But it isn’t lost on our respondents that the beau con world, like all forms of entertainment, has its dark side, too. At the end of the day, it’s still up to the woman whether she uses her influence for good after her reign, or squanders it completely on shallow pursuits and head-scratching choices and endeavors.
As for not a few beau con watchers, their intense passion for their respective bets has found ways to boil over on social media, often in the form of cruel, even gutter language and below-the-belt commentaries posted anonymously or through troll accounts to bring down their favorites’ rivals.
Pinoys’ uncouth side
“Filipinos’ passion for pageants have no doubt helped boost the confidence and reputation of our beauty queens as they compete abroad,” says Noel. “But because of social media, the Filipino’s cruel side has also been exposed. Our collective egos have also swelled once we became a powerhouse country. And the sad part is, we just don’t clash with other people. We also duel online, exchanging harsh, unprintable words, with fellow Filipinos.”
“Because of social media, everyone nowadays has become an armchair commentator,” adds Eric. “Overnight, every bading (gay) has become a beau con expert.”
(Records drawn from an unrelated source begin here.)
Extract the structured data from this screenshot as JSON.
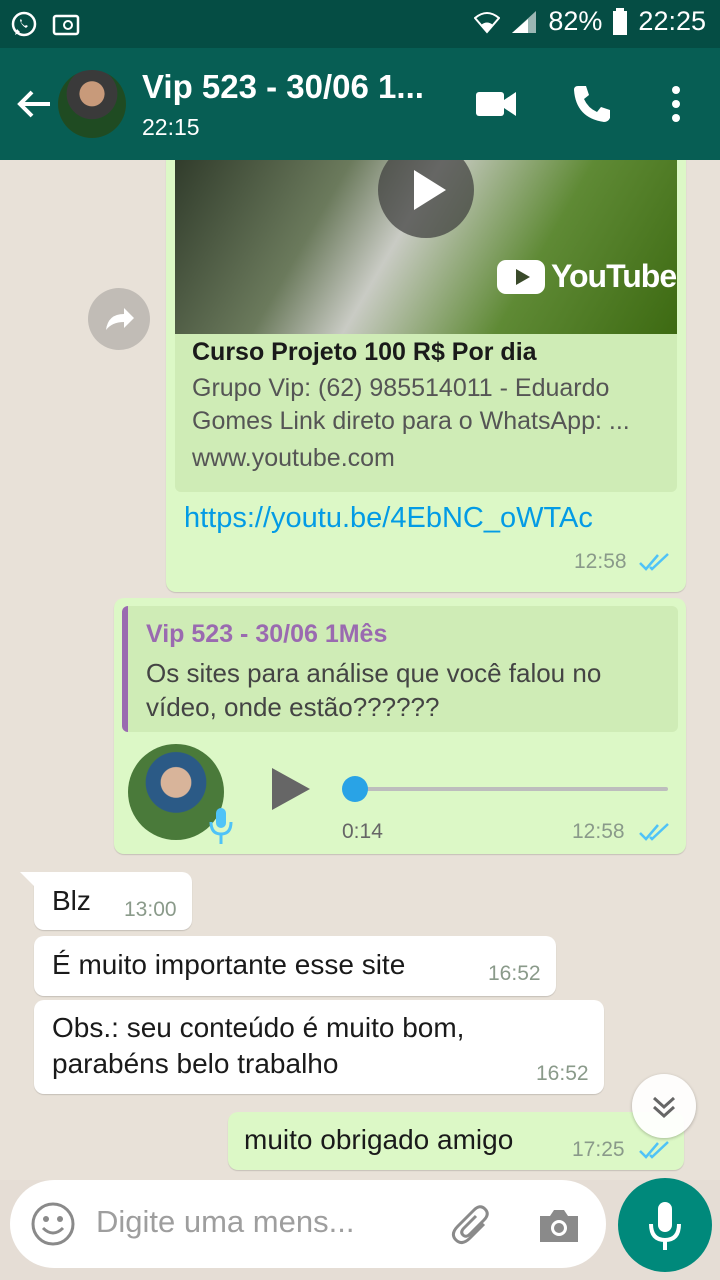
{
  "status": {
    "battery": "82%",
    "time": "22:25"
  },
  "header": {
    "title": "Vip 523 - 30/06 1...",
    "subtitle": "22:15"
  },
  "messages": {
    "link_preview": {
      "youtube_label": "YouTube",
      "title": "Curso Projeto 100 R$ Por dia",
      "description": "Grupo Vip: (62) 985514011 - Eduardo Gomes Link direto para o WhatsApp: ...",
      "domain": "www.youtube.com",
      "url": "https://youtu.be/4EbNC_oWTAc",
      "time": "12:58"
    },
    "voice": {
      "quote_author": "Vip 523 - 30/06 1Mês",
      "quote_text": "Os sites para análise que você falou no vídeo, onde estão??????",
      "duration": "0:14",
      "time": "12:58"
    },
    "in1": {
      "text": "Blz",
      "time": "13:00"
    },
    "in2": {
      "text": "É muito importante esse site",
      "time": "16:52"
    },
    "in3": {
      "line1": "Obs.: seu conteúdo é muito bom,",
      "line2": "parabéns belo trabalho",
      "time": "16:52"
    },
    "out1": {
      "text": "muito obrigado amigo",
      "time": "17:25"
    }
  },
  "composer": {
    "placeholder": "Digite uma mens..."
  },
  "colors": {
    "header": "#075e54",
    "status": "#054d44",
    "out_bubble": "#dcf8c6",
    "accent": "#00897b",
    "link": "#039be5",
    "tick": "#4fc3f7"
  }
}
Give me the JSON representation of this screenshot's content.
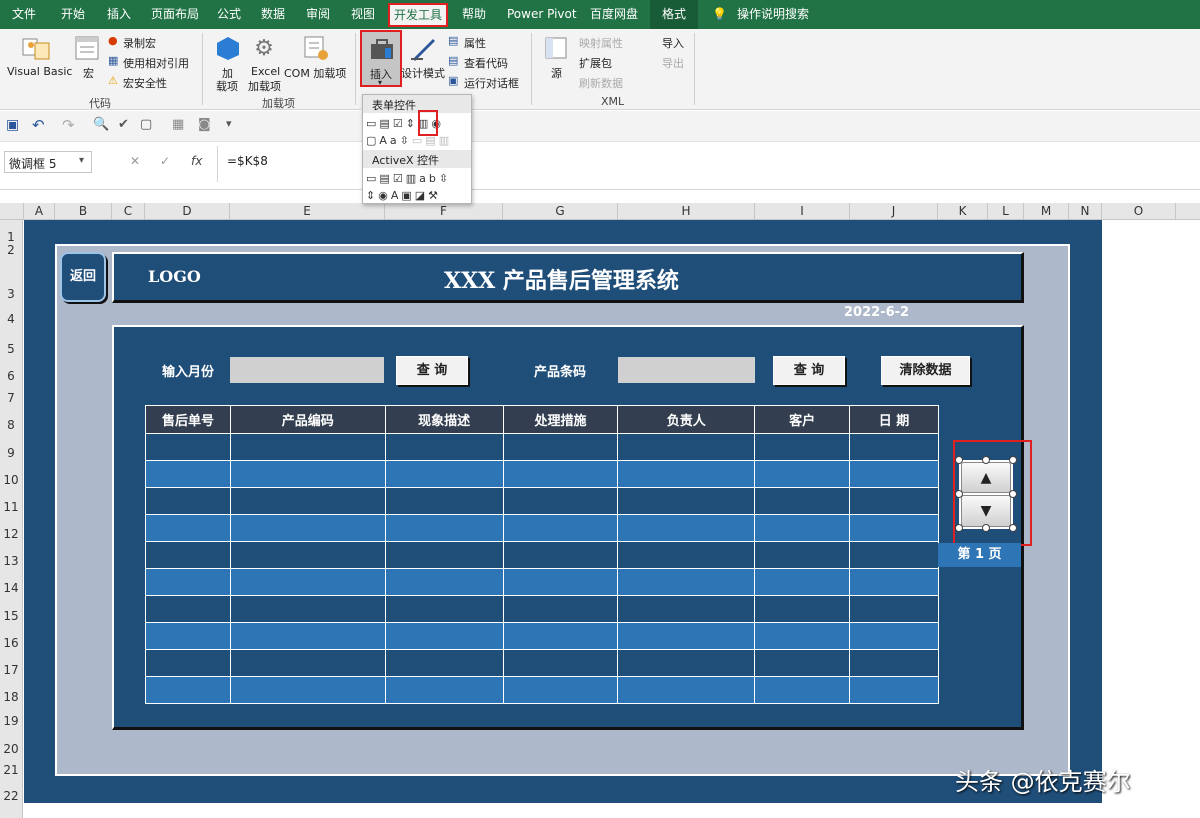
{
  "tabs": [
    {
      "label": "文件"
    },
    {
      "label": "开始"
    },
    {
      "label": "插入"
    },
    {
      "label": "页面布局"
    },
    {
      "label": "公式"
    },
    {
      "label": "数据"
    },
    {
      "label": "审阅"
    },
    {
      "label": "视图"
    },
    {
      "label": "开发工具"
    },
    {
      "label": "帮助"
    },
    {
      "label": "Power Pivot"
    },
    {
      "label": "百度网盘"
    },
    {
      "label": "格式"
    }
  ],
  "tell_me": "操作说明搜索",
  "ribbon": {
    "code": {
      "visual_basic": "Visual Basic",
      "macro": "宏",
      "record": "录制宏",
      "relative": "使用相对引用",
      "security": "宏安全性",
      "group": "代码"
    },
    "addins": {
      "addin_top": "加",
      "addin_bottom": "载项",
      "excel_top": "Excel",
      "excel_bottom": "加载项",
      "com": "COM 加载项",
      "group": "加载项"
    },
    "controls": {
      "insert": "插入",
      "design": "设计模式",
      "properties": "属性",
      "view_code": "查看代码",
      "run_dialog": "运行对话框"
    },
    "xml": {
      "source": "源",
      "map_props": "映射属性",
      "expansion": "扩展包",
      "refresh": "刷新数据",
      "import": "导入",
      "export": "导出",
      "group": "XML"
    }
  },
  "dropdown": {
    "form_controls": "表单控件",
    "activex": "ActiveX 控件"
  },
  "formula": {
    "name_box": "微调框 5",
    "fx": "fx",
    "value": "=$K$8"
  },
  "columns": [
    "A",
    "B",
    "C",
    "D",
    "E",
    "F",
    "G",
    "H",
    "I",
    "J",
    "K",
    "L",
    "M",
    "N",
    "O"
  ],
  "rows": [
    "1",
    "2",
    "3",
    "4",
    "5",
    "6",
    "7",
    "8",
    "9",
    "10",
    "11",
    "12",
    "13",
    "14",
    "15",
    "16",
    "17",
    "18",
    "19",
    "20",
    "21",
    "22"
  ],
  "dashboard": {
    "back": "返回",
    "logo": "LOGO",
    "title": "XXX 产品售后管理系统",
    "date": "2022-6-2",
    "month_label": "输入月份",
    "query1": "查 询",
    "barcode_label": "产品条码",
    "query2": "查 询",
    "clear": "清除数据",
    "headers": [
      "售后单号",
      "产品编码",
      "现象描述",
      "处理措施",
      "负责人",
      "客户",
      "日 期"
    ],
    "page_label": "第 1 页"
  },
  "watermark": "头条 @依克赛尔"
}
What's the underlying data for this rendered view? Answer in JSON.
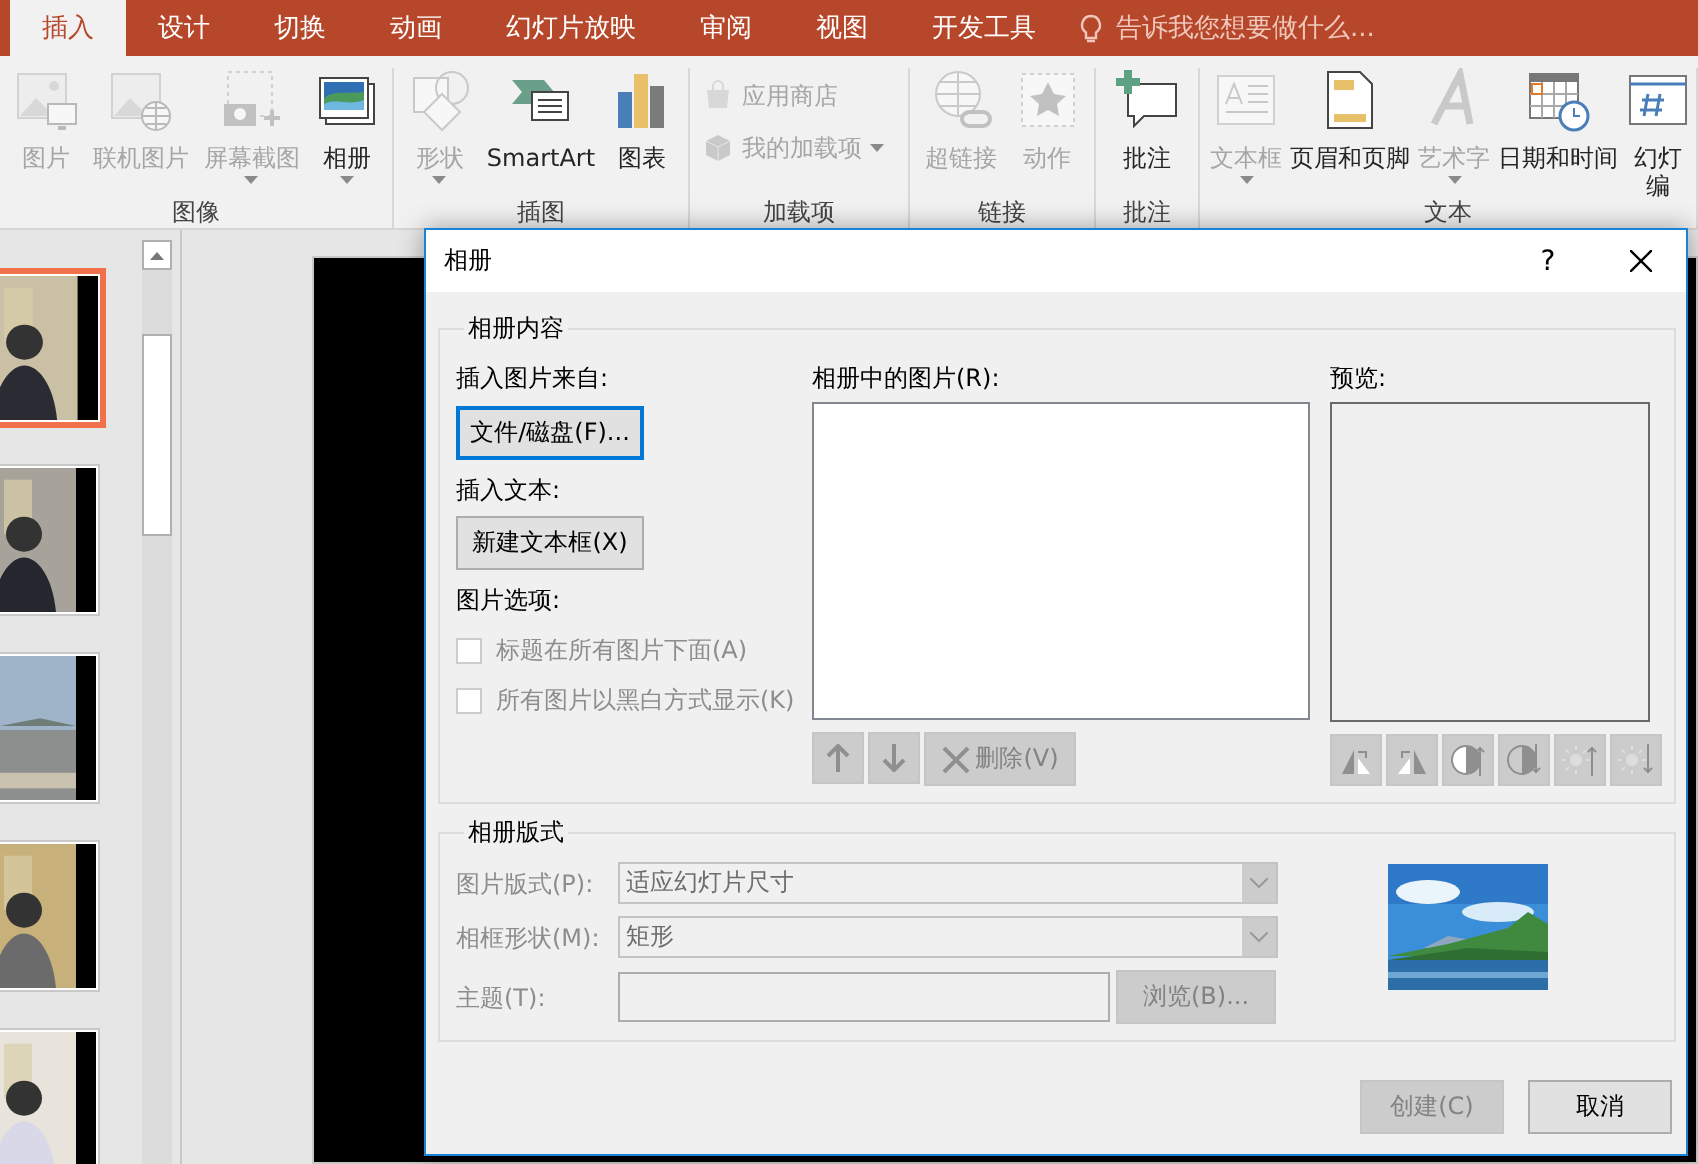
{
  "tabs": [
    {
      "label": "插入",
      "selected": true
    },
    {
      "label": "设计",
      "selected": false
    },
    {
      "label": "切换",
      "selected": false
    },
    {
      "label": "动画",
      "selected": false
    },
    {
      "label": "幻灯片放映",
      "selected": false
    },
    {
      "label": "审阅",
      "selected": false
    },
    {
      "label": "视图",
      "selected": false
    },
    {
      "label": "开发工具",
      "selected": false
    }
  ],
  "tell_me": {
    "placeholder": "告诉我您想要做什么..."
  },
  "ribbon": {
    "groups": [
      {
        "label": "图像",
        "items": [
          {
            "kind": "large",
            "lines": [
              "图片"
            ],
            "disabled": true,
            "dropdown": false
          },
          {
            "kind": "large",
            "lines": [
              "联机图片"
            ],
            "disabled": true,
            "dropdown": false
          },
          {
            "kind": "large",
            "lines": [
              "屏幕截图"
            ],
            "disabled": true,
            "dropdown": true
          },
          {
            "kind": "large",
            "lines": [
              "相册"
            ],
            "disabled": false,
            "dropdown": true
          }
        ]
      },
      {
        "label": "插图",
        "items": [
          {
            "kind": "large",
            "lines": [
              "形状"
            ],
            "disabled": true,
            "dropdown": true
          },
          {
            "kind": "large",
            "lines": [
              "SmartArt"
            ],
            "disabled": false,
            "dropdown": false
          },
          {
            "kind": "large",
            "lines": [
              "图表"
            ],
            "disabled": false,
            "dropdown": false
          }
        ]
      },
      {
        "label": "加载项",
        "items": [
          {
            "kind": "small",
            "lines": [
              "应用商店"
            ],
            "disabled": true,
            "dropdown": false
          },
          {
            "kind": "small",
            "lines": [
              "我的加载项"
            ],
            "disabled": true,
            "dropdown": true
          }
        ]
      },
      {
        "label": "链接",
        "items": [
          {
            "kind": "large",
            "lines": [
              "超链接"
            ],
            "disabled": true,
            "dropdown": false
          },
          {
            "kind": "large",
            "lines": [
              "动作"
            ],
            "disabled": true,
            "dropdown": false
          }
        ]
      },
      {
        "label": "批注",
        "items": [
          {
            "kind": "large",
            "lines": [
              "批注"
            ],
            "disabled": false,
            "dropdown": false
          }
        ]
      },
      {
        "label": "文本",
        "items": [
          {
            "kind": "large",
            "lines": [
              "文本框"
            ],
            "disabled": true,
            "dropdown": true
          },
          {
            "kind": "large",
            "lines": [
              "页眉和页脚"
            ],
            "disabled": false,
            "dropdown": false
          },
          {
            "kind": "large",
            "lines": [
              "艺术字"
            ],
            "disabled": true,
            "dropdown": true
          },
          {
            "kind": "large",
            "lines": [
              "日期和时间"
            ],
            "disabled": false,
            "dropdown": false
          },
          {
            "kind": "large",
            "lines": [
              "幻灯",
              "编"
            ],
            "disabled": false,
            "dropdown": false
          }
        ]
      }
    ]
  },
  "slides": [
    {
      "kind": "picture",
      "selected": true
    },
    {
      "kind": "picture",
      "selected": false
    },
    {
      "kind": "picture",
      "selected": false
    },
    {
      "kind": "picture",
      "selected": false
    },
    {
      "kind": "picture",
      "selected": false
    }
  ],
  "dialog": {
    "title": "相册",
    "help": "?",
    "content": {
      "legend": "相册内容",
      "insert_from_label": "插入图片来自:",
      "file_button": {
        "label": "文件/磁盘(F)...",
        "focused": true
      },
      "insert_text_label": "插入文本:",
      "textbox_button": {
        "label": "新建文本框(X)",
        "focused": false
      },
      "options_label": "图片选项:",
      "options": [
        {
          "label": "标题在所有图片下面(A)",
          "checked": false,
          "disabled": true
        },
        {
          "label": "所有图片以黑白方式显示(K)",
          "checked": false,
          "disabled": true
        }
      ],
      "pictures_label": "相册中的图片(R):",
      "list_buttons": [
        {
          "kind": "up",
          "disabled": true
        },
        {
          "kind": "down",
          "disabled": true
        },
        {
          "kind": "delete",
          "label": "删除(V)",
          "disabled": true
        }
      ],
      "preview_label": "预览:",
      "preview_tools": [
        {
          "kind": "rotate_left",
          "disabled": true
        },
        {
          "kind": "rotate_right",
          "disabled": true
        },
        {
          "kind": "contrast_up",
          "disabled": true
        },
        {
          "kind": "contrast_down",
          "disabled": true
        },
        {
          "kind": "brightness_up",
          "disabled": true
        },
        {
          "kind": "brightness_down",
          "disabled": true
        }
      ]
    },
    "layout": {
      "legend": "相册版式",
      "fields": [
        {
          "kind": "select",
          "label": "图片版式(P):",
          "value": "适应幻灯片尺寸",
          "disabled": true
        },
        {
          "kind": "select",
          "label": "相框形状(M):",
          "value": "矩形",
          "disabled": true
        },
        {
          "kind": "theme",
          "label": "主题(T):",
          "button": "浏览(B)...",
          "disabled": true
        }
      ],
      "sample": {
        "kind": "picture"
      }
    },
    "buttons": [
      {
        "label": "创建(C)",
        "disabled": true
      },
      {
        "label": "取消",
        "disabled": false
      }
    ]
  }
}
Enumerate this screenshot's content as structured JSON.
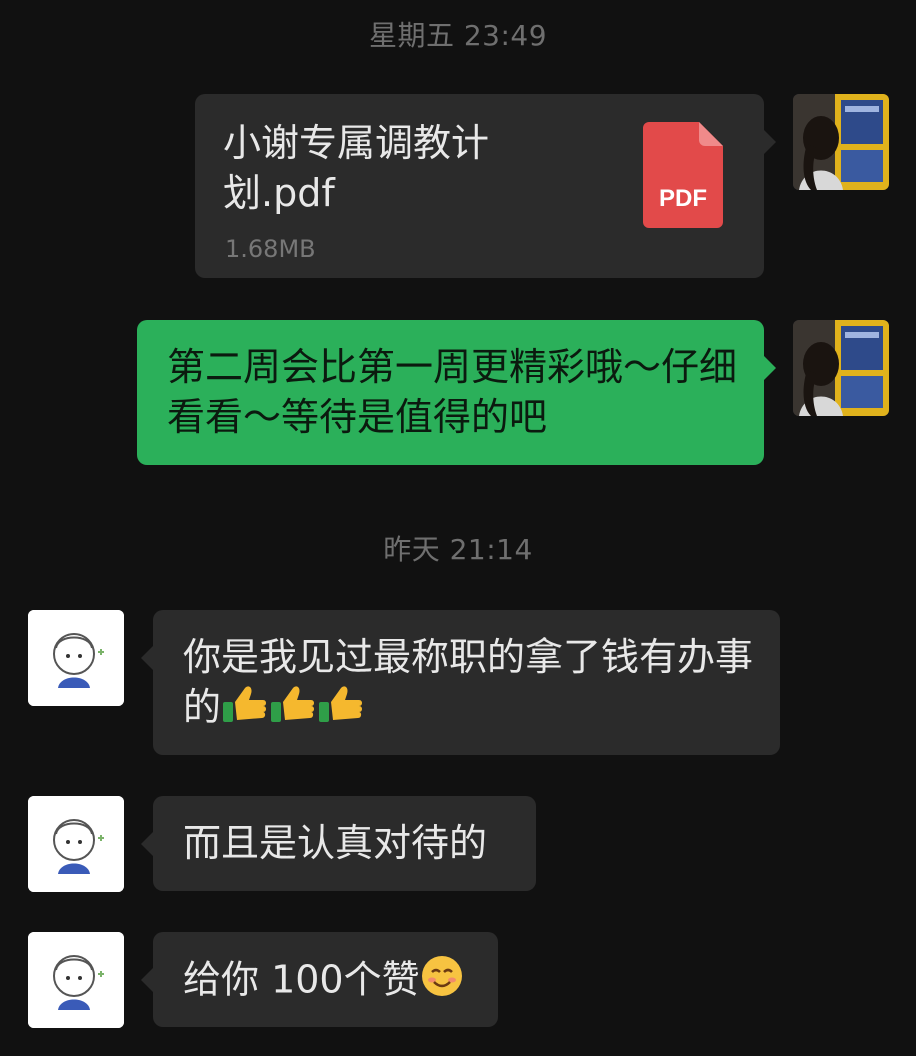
{
  "timestamps": {
    "first": "星期五 23:49",
    "second": "昨天 21:14"
  },
  "messages": {
    "file": {
      "name": "小谢专属调教计划.pdf",
      "size": "1.68MB",
      "type_label": "PDF"
    },
    "green_text": "第二周会比第一周更精彩哦～仔细看看～等待是值得的吧",
    "reply1": "你是我见过最称职的拿了钱有办事的",
    "reply2": "而且是认真对待的",
    "reply3": "给你 100个赞"
  },
  "icons": {
    "thumbs_up": "thumbs-up-emoji",
    "smile": "smiling-face-emoji",
    "pdf": "pdf-file-icon"
  },
  "colors": {
    "background": "#111111",
    "bubble_dark": "#2b2b2b",
    "bubble_green": "#2bb05a",
    "pdf_red": "#e24a4a",
    "timestamp": "#6f6f6f"
  }
}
Since we’re still living in a supposedly free country, everyone is entitled to his opinion. Such freedom of expression, no matter how sometimes flawed or unkind, has truly made for a livelier, gayer Philippine beau con scene.